In order to grow, designers should keep learning and adding new tools to their toolbox. There are many ways to learn about these new tools, principles, and deliverables as well as stay on top of the latest design trends. The design community is a sharing community and there are always great articles, case studies or examples to learn from.
It’s also a good idea to add to your foundational learning with ongoing education. Once you learn about tools such as personas or journey maps, or any tools really, you have to hone these skills by practicing them. Don’t be afraid to make mistakes. Through practical application I have learned what tools work best in what situations, what aides me in telling the best story and what is both easy to understand and digestible for my stakeholders.
As a UX lead I’m sure you run into situations where you aren’t relied upon as often as you’d like. Can you share how you work through that?
With 3M’s recent investments into growing the design function across the organization, there has been a greater understanding of the value of design thinking.
Between the elevated recognition of 3M Design and the successes of our UX team, we are getting involved earlier in more and more projects. My team is small and we support multiple projects across all six divisions of 3M Health Care so we can’t support every project yet. For those projects we still try to have our design team manage any external partners that might be playing a design role in order to maintain consistency across brand, behaviour and styling.

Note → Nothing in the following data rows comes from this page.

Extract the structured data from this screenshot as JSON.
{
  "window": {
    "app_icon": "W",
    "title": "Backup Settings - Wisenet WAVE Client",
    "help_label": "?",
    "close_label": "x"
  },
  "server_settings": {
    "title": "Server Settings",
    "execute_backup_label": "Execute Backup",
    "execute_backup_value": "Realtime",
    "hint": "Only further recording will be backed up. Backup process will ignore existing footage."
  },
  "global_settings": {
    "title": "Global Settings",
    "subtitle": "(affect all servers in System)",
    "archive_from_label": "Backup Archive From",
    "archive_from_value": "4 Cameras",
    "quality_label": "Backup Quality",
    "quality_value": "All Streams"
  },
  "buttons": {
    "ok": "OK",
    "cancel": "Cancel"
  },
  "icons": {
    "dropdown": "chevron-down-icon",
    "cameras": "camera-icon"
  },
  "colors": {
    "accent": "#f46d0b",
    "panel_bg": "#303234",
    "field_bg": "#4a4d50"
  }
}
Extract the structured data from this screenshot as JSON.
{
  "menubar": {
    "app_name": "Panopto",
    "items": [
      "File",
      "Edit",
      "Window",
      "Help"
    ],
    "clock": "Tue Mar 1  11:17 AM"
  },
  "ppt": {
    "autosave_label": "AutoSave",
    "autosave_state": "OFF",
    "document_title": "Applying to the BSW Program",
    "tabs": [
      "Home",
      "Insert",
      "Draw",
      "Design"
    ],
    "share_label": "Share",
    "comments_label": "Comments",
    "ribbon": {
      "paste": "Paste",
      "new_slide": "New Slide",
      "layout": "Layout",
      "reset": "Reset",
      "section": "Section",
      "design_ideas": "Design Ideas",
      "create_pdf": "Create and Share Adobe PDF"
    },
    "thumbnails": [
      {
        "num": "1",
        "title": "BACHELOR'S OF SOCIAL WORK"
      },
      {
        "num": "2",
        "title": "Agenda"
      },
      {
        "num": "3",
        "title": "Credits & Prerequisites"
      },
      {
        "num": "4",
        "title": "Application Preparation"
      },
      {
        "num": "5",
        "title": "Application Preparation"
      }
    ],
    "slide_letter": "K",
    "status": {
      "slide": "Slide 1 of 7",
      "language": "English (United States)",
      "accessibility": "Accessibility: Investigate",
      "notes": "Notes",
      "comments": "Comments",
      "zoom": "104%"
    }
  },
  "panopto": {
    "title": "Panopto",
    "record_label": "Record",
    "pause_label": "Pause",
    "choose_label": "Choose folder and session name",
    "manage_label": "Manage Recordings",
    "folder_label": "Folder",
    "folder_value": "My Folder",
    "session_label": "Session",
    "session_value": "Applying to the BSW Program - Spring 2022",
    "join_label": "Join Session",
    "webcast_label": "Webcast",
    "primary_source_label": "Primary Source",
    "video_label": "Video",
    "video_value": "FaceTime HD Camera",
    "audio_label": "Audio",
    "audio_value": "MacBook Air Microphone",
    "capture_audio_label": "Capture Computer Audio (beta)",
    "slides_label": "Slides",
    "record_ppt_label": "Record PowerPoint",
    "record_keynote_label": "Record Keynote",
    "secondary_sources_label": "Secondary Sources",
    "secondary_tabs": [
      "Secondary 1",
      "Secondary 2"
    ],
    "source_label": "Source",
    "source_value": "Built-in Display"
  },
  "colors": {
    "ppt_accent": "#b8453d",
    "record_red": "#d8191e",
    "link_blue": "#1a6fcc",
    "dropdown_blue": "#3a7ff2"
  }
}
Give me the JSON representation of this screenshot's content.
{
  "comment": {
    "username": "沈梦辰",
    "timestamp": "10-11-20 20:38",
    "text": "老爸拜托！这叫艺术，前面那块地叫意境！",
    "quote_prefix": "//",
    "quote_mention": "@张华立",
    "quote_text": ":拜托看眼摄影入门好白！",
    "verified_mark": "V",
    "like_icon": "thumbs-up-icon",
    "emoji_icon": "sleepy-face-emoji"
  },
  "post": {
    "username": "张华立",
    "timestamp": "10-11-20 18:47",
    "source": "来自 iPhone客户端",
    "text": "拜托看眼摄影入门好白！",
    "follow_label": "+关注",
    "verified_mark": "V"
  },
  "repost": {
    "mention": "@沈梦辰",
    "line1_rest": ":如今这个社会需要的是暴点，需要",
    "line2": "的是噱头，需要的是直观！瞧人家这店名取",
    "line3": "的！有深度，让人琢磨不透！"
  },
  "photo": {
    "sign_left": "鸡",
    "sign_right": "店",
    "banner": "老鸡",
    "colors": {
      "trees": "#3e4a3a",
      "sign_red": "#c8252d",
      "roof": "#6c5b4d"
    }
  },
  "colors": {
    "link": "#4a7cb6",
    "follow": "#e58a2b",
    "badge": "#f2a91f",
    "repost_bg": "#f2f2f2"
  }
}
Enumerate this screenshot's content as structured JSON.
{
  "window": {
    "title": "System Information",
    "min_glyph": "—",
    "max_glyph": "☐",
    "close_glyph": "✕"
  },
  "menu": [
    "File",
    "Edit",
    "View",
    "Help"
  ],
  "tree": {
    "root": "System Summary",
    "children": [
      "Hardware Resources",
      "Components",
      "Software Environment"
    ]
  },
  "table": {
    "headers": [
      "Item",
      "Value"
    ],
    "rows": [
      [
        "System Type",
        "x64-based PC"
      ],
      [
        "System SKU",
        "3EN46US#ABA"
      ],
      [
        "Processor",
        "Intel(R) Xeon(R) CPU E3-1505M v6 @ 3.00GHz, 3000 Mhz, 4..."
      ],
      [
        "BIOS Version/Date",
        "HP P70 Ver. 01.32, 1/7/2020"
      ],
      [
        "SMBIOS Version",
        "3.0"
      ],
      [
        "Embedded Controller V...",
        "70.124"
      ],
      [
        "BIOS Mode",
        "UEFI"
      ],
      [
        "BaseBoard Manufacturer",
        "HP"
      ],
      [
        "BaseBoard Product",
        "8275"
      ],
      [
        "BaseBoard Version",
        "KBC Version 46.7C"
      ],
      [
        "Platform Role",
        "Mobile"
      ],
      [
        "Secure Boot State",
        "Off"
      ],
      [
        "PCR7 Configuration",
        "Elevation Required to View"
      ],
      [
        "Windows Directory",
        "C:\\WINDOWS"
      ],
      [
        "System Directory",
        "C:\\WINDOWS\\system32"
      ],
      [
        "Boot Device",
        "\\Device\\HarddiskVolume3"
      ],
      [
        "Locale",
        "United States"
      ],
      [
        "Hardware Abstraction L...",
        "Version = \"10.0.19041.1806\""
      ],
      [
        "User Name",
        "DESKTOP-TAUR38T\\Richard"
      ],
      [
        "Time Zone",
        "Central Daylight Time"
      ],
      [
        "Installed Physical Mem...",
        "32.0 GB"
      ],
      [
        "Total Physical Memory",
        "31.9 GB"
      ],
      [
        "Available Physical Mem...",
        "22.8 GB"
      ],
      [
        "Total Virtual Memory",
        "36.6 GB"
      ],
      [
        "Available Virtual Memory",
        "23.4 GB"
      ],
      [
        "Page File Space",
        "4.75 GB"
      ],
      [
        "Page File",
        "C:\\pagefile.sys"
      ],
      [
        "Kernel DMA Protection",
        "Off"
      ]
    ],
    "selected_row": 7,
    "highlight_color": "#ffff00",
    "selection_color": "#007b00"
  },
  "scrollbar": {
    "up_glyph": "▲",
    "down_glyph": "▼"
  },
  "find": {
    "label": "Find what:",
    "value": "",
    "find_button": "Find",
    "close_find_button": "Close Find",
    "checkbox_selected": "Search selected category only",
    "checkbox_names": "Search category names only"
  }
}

We are fortunate to have a Health Care Design Officer who connects with each division’s executive management tier (business, technical, marketing, regulatory, etc.), while we connect with cross-functional counterparts at other levels and entry points simultaneously. This allows us to have multiple points of influence as opposed to an all top-down or bottom-up approach. Taking a 360 approach to education and engagement allows us to reinforce relevance and accelerates opportunities for future project work with a seat at the table.
There will still be times when you just have to bring your own seat to the table. More importantly than just being at the table, you have to be able to add value. Value comes from being able to build awareness, understanding, and advocacy.
How do you help engender a culture of UX within the organization?
In an organization with the size and history of 3M, it’s more about integrating UX and that user-centered approach into the culture than trying to change it. 3M’s culture is incredibly rich in innovation that ideas are considered from anywhere within the organization.
It’s about aligning the design strategy with the other business strategies, whether they be marketing, technical, financial, engineering, manufacturing to any other.
UX design is a powerful tool to help identify ways to meaningfully improve the current state, focusing on identifying and understanding the user, and empathizing with them by identifying their desired behaviours, pain points and emotions. We always want to be collaborating –integrating our process into theirs. The best way to do that is through educating members of the organization in other functions on the value of design.
Having the ability to educate and evangelize is a great opportunity for designers. It has to be more than just talking about UX, we have to collaborate with our colleagues and help them effectively tell their story. Designers need to provide value through execution and having those successes work their way up the ladder. When colleagues and leadership are talking about how important design is to the organization the cultural piece will happen naturally.